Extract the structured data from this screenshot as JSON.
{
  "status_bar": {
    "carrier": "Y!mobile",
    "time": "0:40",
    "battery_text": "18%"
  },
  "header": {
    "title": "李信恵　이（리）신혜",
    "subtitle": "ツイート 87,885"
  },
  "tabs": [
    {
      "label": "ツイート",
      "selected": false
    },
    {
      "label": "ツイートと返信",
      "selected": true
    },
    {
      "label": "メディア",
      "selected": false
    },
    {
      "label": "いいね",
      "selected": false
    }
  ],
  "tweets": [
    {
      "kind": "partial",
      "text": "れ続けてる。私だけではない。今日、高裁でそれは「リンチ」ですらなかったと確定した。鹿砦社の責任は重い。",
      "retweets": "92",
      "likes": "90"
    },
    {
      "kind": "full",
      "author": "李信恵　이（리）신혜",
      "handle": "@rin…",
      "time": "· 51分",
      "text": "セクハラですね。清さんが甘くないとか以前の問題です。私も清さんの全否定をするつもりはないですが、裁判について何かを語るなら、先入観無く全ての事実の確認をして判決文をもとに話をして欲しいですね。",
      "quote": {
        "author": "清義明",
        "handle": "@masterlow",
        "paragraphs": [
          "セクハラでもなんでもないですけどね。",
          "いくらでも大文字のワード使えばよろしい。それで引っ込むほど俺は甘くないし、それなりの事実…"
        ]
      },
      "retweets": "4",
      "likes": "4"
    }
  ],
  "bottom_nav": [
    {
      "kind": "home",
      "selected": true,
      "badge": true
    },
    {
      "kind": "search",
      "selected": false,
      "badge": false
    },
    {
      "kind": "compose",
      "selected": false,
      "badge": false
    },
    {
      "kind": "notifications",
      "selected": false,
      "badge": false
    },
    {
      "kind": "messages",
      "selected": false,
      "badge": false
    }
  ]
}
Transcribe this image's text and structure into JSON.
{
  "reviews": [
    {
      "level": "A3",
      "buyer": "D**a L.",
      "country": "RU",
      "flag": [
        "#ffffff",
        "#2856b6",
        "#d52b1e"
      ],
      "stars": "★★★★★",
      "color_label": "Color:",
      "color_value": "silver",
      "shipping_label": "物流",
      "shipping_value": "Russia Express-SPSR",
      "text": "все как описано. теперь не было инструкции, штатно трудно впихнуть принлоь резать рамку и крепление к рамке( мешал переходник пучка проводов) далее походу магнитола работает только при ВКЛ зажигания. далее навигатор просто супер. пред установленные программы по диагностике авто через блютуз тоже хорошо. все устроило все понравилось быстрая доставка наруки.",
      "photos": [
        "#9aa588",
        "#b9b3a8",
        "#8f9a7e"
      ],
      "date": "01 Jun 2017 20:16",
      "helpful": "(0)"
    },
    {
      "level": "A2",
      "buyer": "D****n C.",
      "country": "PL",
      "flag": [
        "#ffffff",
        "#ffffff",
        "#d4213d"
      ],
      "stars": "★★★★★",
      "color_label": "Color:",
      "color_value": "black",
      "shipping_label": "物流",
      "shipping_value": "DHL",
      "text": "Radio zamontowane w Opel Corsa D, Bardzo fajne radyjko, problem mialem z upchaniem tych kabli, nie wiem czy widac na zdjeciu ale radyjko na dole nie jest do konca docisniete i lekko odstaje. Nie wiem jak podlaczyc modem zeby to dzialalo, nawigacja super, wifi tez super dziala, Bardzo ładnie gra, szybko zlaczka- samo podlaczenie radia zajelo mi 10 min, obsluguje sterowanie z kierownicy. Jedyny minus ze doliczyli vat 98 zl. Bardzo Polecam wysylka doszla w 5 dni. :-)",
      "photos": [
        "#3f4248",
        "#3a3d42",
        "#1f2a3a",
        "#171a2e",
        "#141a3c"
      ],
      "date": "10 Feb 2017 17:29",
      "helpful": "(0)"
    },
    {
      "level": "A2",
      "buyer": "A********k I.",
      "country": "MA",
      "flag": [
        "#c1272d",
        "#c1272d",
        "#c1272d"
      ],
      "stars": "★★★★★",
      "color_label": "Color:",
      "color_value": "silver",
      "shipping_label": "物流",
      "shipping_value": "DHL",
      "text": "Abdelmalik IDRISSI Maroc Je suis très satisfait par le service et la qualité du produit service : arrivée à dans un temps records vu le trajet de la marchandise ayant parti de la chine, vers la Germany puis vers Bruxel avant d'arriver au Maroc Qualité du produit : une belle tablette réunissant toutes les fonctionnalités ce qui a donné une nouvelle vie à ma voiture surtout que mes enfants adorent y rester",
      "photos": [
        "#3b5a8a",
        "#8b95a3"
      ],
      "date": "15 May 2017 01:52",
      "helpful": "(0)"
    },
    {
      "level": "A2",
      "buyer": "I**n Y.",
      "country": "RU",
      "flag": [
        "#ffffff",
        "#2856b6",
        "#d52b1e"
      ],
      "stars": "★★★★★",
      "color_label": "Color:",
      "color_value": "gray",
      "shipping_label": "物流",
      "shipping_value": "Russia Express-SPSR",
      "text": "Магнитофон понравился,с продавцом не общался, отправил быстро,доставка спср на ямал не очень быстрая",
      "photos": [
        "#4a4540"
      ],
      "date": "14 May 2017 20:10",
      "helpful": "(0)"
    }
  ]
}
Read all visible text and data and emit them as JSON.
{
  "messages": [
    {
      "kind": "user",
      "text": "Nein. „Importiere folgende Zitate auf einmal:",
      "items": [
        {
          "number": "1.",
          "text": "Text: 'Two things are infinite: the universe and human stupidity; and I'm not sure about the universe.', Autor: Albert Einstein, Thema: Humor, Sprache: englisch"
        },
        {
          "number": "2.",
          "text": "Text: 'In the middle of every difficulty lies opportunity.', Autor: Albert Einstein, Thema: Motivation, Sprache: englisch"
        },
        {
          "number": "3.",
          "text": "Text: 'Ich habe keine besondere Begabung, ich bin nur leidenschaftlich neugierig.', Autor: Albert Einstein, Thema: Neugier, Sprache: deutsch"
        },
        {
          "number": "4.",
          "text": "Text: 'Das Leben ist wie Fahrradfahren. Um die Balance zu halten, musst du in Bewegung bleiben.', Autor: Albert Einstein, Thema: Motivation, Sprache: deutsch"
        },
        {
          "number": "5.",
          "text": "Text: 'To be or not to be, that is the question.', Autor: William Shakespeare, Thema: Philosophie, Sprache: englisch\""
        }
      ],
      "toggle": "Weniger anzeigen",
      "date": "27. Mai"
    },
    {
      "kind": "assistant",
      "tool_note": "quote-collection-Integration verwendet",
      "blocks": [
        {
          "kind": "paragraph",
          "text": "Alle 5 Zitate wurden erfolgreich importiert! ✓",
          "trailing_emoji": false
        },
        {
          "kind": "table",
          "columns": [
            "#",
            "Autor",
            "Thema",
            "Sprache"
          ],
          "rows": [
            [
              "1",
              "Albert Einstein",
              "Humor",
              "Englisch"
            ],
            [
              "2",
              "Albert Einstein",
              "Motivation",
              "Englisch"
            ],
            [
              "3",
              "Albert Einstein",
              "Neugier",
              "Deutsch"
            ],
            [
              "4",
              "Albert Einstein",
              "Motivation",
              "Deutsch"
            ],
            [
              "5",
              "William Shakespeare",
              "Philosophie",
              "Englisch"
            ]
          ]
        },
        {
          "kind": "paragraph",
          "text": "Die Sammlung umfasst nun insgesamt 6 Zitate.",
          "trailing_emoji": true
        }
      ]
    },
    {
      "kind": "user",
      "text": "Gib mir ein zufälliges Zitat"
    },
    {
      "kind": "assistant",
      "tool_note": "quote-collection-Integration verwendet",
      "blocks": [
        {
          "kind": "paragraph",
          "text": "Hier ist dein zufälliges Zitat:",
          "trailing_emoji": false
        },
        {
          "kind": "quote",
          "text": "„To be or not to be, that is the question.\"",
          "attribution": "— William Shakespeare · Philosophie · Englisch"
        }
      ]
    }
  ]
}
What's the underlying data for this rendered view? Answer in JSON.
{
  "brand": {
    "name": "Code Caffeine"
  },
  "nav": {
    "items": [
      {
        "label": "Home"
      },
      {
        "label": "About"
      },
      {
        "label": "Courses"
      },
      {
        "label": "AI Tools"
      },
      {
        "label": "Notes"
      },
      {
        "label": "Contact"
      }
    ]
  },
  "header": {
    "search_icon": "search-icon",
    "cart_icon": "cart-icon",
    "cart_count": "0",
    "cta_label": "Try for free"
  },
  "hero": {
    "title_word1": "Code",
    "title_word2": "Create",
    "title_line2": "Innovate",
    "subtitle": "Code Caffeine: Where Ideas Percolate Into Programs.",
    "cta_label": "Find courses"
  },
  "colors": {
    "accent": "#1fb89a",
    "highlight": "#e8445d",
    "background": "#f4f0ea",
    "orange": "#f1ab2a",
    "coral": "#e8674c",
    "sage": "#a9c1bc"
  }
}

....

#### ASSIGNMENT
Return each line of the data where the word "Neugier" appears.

#### ANSWER BELOW
          "text": "Text: 'Ich habe keine besondere Begabung, ich bin nur leidenschaftlich neugierig.', Autor: Albert Einstein, Thema: Neugier, Sprache: deutsch"
              "Neugier",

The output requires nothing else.